Top of DATA RECORDS
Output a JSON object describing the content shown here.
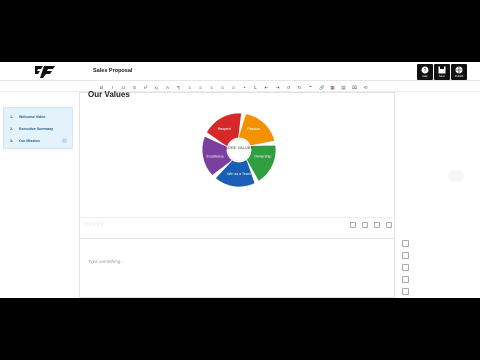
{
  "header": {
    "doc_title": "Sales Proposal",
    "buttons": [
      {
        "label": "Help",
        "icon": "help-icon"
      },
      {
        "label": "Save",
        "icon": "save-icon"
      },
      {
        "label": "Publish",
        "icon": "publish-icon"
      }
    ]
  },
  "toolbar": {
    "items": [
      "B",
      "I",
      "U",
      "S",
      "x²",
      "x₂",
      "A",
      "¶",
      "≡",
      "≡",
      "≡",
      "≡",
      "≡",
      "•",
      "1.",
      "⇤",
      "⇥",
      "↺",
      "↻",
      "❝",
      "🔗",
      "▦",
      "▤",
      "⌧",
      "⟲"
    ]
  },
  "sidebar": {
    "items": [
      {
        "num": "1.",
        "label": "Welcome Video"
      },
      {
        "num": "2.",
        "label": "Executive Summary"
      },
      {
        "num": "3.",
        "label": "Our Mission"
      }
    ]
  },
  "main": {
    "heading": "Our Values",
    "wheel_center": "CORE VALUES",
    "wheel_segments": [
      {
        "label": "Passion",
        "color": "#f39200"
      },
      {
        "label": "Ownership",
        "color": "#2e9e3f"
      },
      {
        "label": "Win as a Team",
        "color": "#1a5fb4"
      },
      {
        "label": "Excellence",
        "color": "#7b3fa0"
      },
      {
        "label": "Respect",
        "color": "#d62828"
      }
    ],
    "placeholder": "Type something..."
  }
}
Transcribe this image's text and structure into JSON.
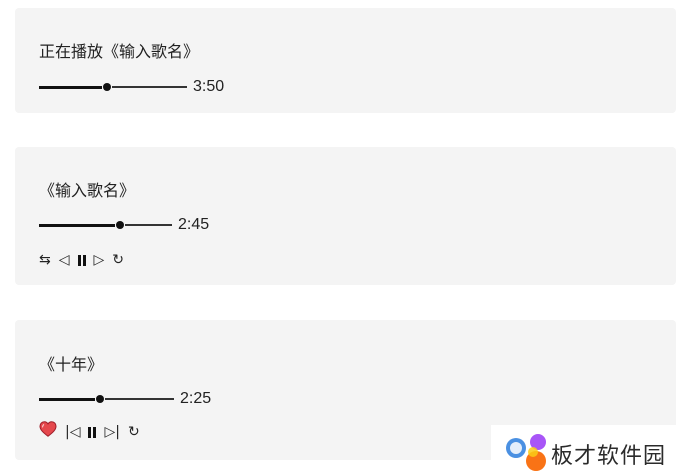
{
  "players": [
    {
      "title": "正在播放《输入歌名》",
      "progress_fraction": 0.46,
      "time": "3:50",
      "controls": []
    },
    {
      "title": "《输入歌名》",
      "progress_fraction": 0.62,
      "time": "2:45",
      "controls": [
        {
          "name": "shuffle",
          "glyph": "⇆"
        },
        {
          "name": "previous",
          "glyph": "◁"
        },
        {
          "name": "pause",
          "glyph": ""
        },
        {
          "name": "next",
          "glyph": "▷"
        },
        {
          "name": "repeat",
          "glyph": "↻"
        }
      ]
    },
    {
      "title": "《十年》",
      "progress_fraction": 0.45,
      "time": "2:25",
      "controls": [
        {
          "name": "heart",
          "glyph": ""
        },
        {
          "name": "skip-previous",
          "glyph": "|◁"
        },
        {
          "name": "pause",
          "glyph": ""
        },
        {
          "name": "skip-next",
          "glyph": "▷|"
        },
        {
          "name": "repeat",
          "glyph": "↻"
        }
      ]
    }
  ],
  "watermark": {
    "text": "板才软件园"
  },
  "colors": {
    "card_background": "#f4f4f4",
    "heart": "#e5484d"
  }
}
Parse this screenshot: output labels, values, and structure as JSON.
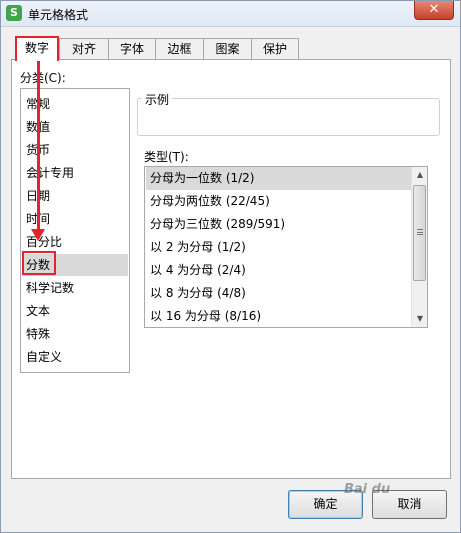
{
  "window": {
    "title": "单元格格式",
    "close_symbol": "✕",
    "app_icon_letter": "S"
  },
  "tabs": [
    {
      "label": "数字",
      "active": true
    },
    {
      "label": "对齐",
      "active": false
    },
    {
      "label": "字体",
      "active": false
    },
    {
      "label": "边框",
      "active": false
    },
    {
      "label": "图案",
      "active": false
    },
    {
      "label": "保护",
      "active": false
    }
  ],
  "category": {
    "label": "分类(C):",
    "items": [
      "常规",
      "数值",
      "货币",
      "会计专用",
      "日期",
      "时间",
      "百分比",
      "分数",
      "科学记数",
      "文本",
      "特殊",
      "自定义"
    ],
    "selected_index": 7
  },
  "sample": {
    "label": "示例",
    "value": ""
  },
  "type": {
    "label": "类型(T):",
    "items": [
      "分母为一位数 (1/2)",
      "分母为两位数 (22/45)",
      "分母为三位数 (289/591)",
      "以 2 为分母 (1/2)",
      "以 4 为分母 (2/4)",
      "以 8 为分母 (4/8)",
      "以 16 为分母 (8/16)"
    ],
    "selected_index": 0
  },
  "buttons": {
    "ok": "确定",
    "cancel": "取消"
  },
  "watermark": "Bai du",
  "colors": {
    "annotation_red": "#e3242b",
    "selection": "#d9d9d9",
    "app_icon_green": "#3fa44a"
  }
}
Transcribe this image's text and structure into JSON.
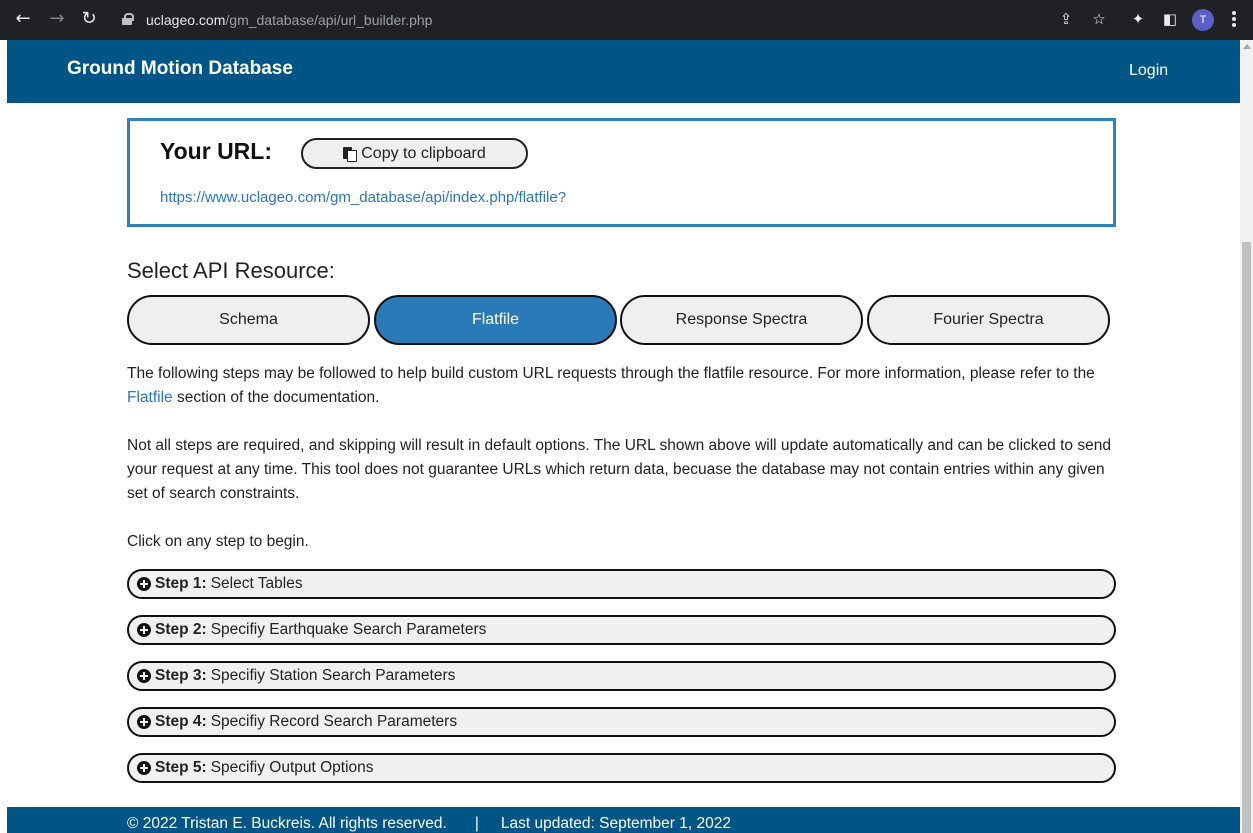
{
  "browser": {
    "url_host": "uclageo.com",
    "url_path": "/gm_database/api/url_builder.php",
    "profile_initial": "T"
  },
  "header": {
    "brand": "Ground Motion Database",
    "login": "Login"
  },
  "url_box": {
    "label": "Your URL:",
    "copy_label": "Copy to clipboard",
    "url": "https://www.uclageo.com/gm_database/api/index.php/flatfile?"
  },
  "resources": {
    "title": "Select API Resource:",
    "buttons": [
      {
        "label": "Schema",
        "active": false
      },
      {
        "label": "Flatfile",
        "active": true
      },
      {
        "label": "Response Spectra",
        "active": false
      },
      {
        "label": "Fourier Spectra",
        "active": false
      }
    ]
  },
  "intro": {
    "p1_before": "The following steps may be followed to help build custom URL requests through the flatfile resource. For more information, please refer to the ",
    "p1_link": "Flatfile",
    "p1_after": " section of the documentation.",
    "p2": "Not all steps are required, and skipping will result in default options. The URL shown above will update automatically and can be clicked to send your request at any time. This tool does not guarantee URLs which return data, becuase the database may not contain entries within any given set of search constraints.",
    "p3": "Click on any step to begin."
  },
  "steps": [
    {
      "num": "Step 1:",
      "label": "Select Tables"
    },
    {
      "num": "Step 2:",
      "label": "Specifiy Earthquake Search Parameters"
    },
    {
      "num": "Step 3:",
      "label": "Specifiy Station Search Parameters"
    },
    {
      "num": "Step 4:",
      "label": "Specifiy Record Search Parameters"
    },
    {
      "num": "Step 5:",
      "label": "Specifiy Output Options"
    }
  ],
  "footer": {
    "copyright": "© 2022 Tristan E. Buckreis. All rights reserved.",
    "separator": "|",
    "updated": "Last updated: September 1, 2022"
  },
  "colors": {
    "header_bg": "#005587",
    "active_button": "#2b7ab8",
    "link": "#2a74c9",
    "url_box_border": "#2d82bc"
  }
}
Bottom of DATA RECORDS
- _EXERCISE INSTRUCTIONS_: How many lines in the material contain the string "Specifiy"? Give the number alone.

- _OUTPUT_: 4